▸ Your goal
Leaving out all pictures, return the records word for word.
*** Block opens ***
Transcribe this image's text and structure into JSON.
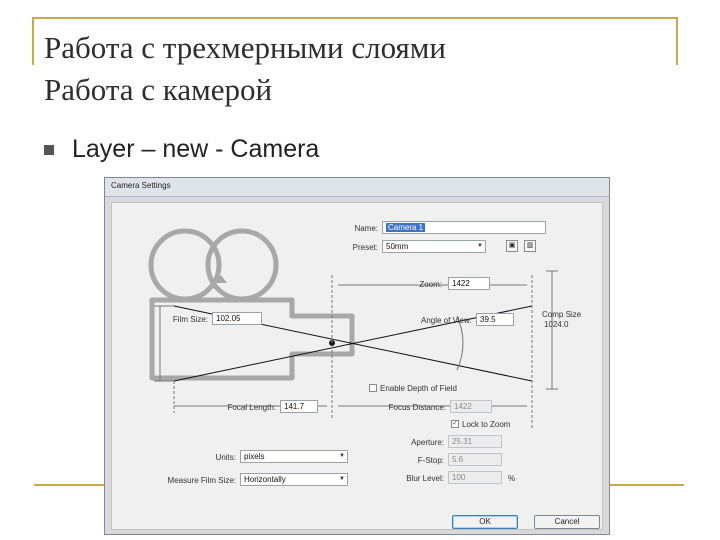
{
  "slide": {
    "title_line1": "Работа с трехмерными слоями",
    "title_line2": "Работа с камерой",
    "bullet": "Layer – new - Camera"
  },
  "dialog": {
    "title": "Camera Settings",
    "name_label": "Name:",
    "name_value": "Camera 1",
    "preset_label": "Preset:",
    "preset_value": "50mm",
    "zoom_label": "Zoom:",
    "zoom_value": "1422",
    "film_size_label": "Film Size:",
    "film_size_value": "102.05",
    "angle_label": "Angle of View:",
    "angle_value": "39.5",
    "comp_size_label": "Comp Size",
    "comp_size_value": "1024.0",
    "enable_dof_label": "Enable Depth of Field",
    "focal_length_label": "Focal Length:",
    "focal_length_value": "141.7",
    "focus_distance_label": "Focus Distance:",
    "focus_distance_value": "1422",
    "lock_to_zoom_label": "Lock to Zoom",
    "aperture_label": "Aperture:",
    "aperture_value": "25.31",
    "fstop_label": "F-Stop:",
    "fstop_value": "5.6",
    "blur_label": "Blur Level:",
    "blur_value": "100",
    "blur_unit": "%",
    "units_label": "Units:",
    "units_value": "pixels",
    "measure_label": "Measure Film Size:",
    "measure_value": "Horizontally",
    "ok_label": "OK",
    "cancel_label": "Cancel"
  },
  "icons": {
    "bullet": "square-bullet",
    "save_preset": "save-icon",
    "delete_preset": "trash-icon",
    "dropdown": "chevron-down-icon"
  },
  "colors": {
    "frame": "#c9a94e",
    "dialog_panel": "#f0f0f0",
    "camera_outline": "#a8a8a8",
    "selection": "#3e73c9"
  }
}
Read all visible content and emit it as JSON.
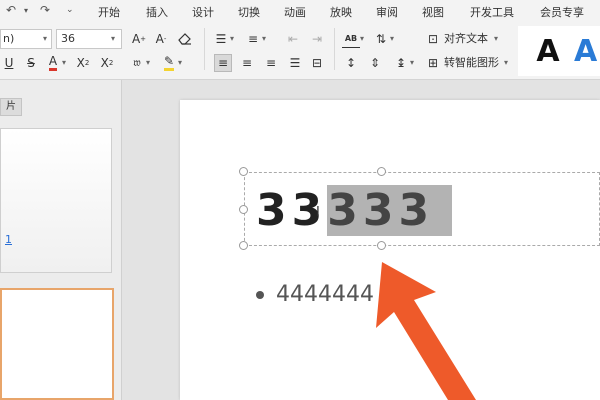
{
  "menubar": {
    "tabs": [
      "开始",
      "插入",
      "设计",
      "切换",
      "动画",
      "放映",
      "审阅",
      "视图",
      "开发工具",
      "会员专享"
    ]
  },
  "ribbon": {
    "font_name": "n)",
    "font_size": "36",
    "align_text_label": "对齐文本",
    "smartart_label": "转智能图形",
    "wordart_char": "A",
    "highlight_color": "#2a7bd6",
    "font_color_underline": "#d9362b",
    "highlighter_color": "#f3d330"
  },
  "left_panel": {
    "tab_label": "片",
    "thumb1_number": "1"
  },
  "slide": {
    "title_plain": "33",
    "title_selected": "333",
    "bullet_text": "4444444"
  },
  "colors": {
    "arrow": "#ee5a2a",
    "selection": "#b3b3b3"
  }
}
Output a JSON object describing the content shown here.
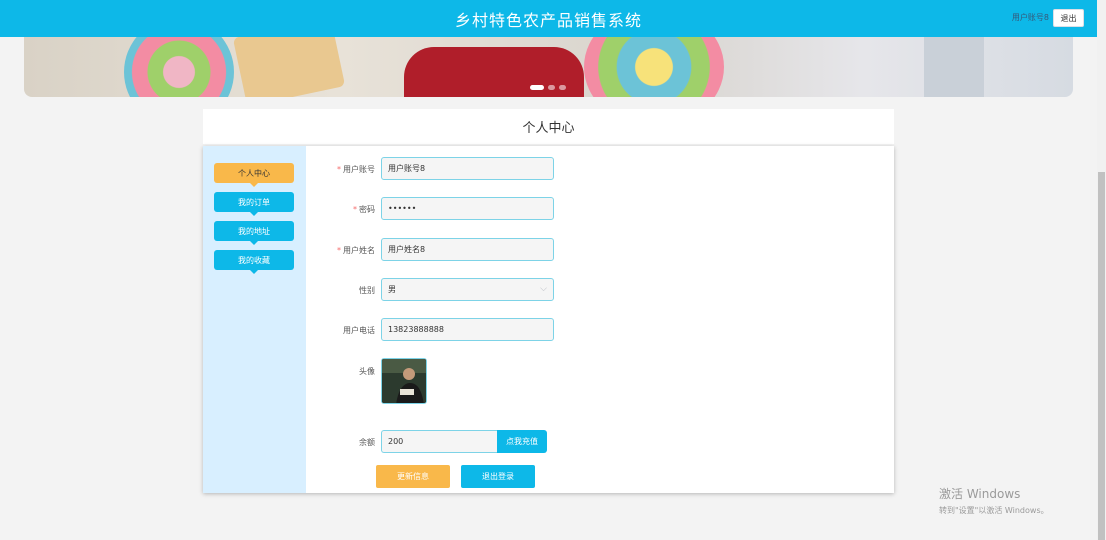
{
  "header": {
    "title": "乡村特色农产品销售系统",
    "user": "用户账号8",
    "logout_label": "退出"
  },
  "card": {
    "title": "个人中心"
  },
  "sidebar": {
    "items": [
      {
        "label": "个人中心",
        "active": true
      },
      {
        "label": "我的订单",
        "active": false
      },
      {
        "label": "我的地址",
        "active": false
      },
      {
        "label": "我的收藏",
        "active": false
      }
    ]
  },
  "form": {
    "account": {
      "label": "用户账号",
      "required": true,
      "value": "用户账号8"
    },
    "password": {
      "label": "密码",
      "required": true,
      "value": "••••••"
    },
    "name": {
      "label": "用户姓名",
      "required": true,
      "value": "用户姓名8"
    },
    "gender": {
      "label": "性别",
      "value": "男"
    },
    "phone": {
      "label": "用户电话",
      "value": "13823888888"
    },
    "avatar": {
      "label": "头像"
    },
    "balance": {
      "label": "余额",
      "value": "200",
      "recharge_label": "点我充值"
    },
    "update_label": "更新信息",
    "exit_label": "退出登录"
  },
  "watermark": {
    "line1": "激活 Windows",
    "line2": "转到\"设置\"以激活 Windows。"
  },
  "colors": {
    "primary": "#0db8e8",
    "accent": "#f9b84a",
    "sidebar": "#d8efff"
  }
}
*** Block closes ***
▸ Reply
Transcribe this image's text and structure into JSON.
{
  "slide": {
    "title_line1": "Работа с трехмерными слоями",
    "title_line2": "Работа с камерой",
    "bullet": "Layer – new - Camera"
  },
  "dialog": {
    "title": "Camera Settings",
    "name_label": "Name:",
    "name_value": "Camera 1",
    "preset_label": "Preset:",
    "preset_value": "50mm",
    "zoom_label": "Zoom:",
    "zoom_value": "1422",
    "film_size_label": "Film Size:",
    "film_size_value": "102.05",
    "angle_label": "Angle of View:",
    "angle_value": "39.5",
    "comp_size_label": "Comp Size",
    "comp_size_value": "1024.0",
    "enable_dof_label": "Enable Depth of Field",
    "focal_length_label": "Focal Length:",
    "focal_length_value": "141.7",
    "focus_distance_label": "Focus Distance:",
    "focus_distance_value": "1422",
    "lock_to_zoom_label": "Lock to Zoom",
    "aperture_label": "Aperture:",
    "aperture_value": "25.31",
    "fstop_label": "F-Stop:",
    "fstop_value": "5.6",
    "blur_label": "Blur Level:",
    "blur_value": "100",
    "blur_unit": "%",
    "units_label": "Units:",
    "units_value": "pixels",
    "measure_label": "Measure Film Size:",
    "measure_value": "Horizontally",
    "ok_label": "OK",
    "cancel_label": "Cancel"
  },
  "icons": {
    "bullet": "square-bullet",
    "save_preset": "save-icon",
    "delete_preset": "trash-icon",
    "dropdown": "chevron-down-icon"
  },
  "colors": {
    "frame": "#c9a94e",
    "dialog_panel": "#f0f0f0",
    "camera_outline": "#a8a8a8",
    "selection": "#3e73c9"
  }
}
Read all visible content and emit it as JSON.
{
  "menubar": {
    "tabs": [
      "开始",
      "插入",
      "设计",
      "切换",
      "动画",
      "放映",
      "审阅",
      "视图",
      "开发工具",
      "会员专享"
    ]
  },
  "ribbon": {
    "font_name": "n)",
    "font_size": "36",
    "align_text_label": "对齐文本",
    "smartart_label": "转智能图形",
    "wordart_char": "A",
    "highlight_color": "#2a7bd6",
    "font_color_underline": "#d9362b",
    "highlighter_color": "#f3d330"
  },
  "left_panel": {
    "tab_label": "片",
    "thumb1_number": "1"
  },
  "slide": {
    "title_plain": "33",
    "title_selected": "333",
    "bullet_text": "4444444"
  },
  "colors": {
    "arrow": "#ee5a2a",
    "selection": "#b3b3b3"
  }
}
Output a JSON object describing the content shown here.
{
  "header": {
    "title": "乡村特色农产品销售系统",
    "user": "用户账号8",
    "logout_label": "退出"
  },
  "card": {
    "title": "个人中心"
  },
  "sidebar": {
    "items": [
      {
        "label": "个人中心",
        "active": true
      },
      {
        "label": "我的订单",
        "active": false
      },
      {
        "label": "我的地址",
        "active": false
      },
      {
        "label": "我的收藏",
        "active": false
      }
    ]
  },
  "form": {
    "account": {
      "label": "用户账号",
      "required": true,
      "value": "用户账号8"
    },
    "password": {
      "label": "密码",
      "required": true,
      "value": "••••••"
    },
    "name": {
      "label": "用户姓名",
      "required": true,
      "value": "用户姓名8"
    },
    "gender": {
      "label": "性别",
      "value": "男"
    },
    "phone": {
      "label": "用户电话",
      "value": "13823888888"
    },
    "avatar": {
      "label": "头像"
    },
    "balance": {
      "label": "余额",
      "value": "200",
      "recharge_label": "点我充值"
    },
    "update_label": "更新信息",
    "exit_label": "退出登录"
  },
  "watermark": {
    "line1": "激活 Windows",
    "line2": "转到\"设置\"以激活 Windows。"
  },
  "colors": {
    "primary": "#0db8e8",
    "accent": "#f9b84a",
    "sidebar": "#d8efff"
  }
}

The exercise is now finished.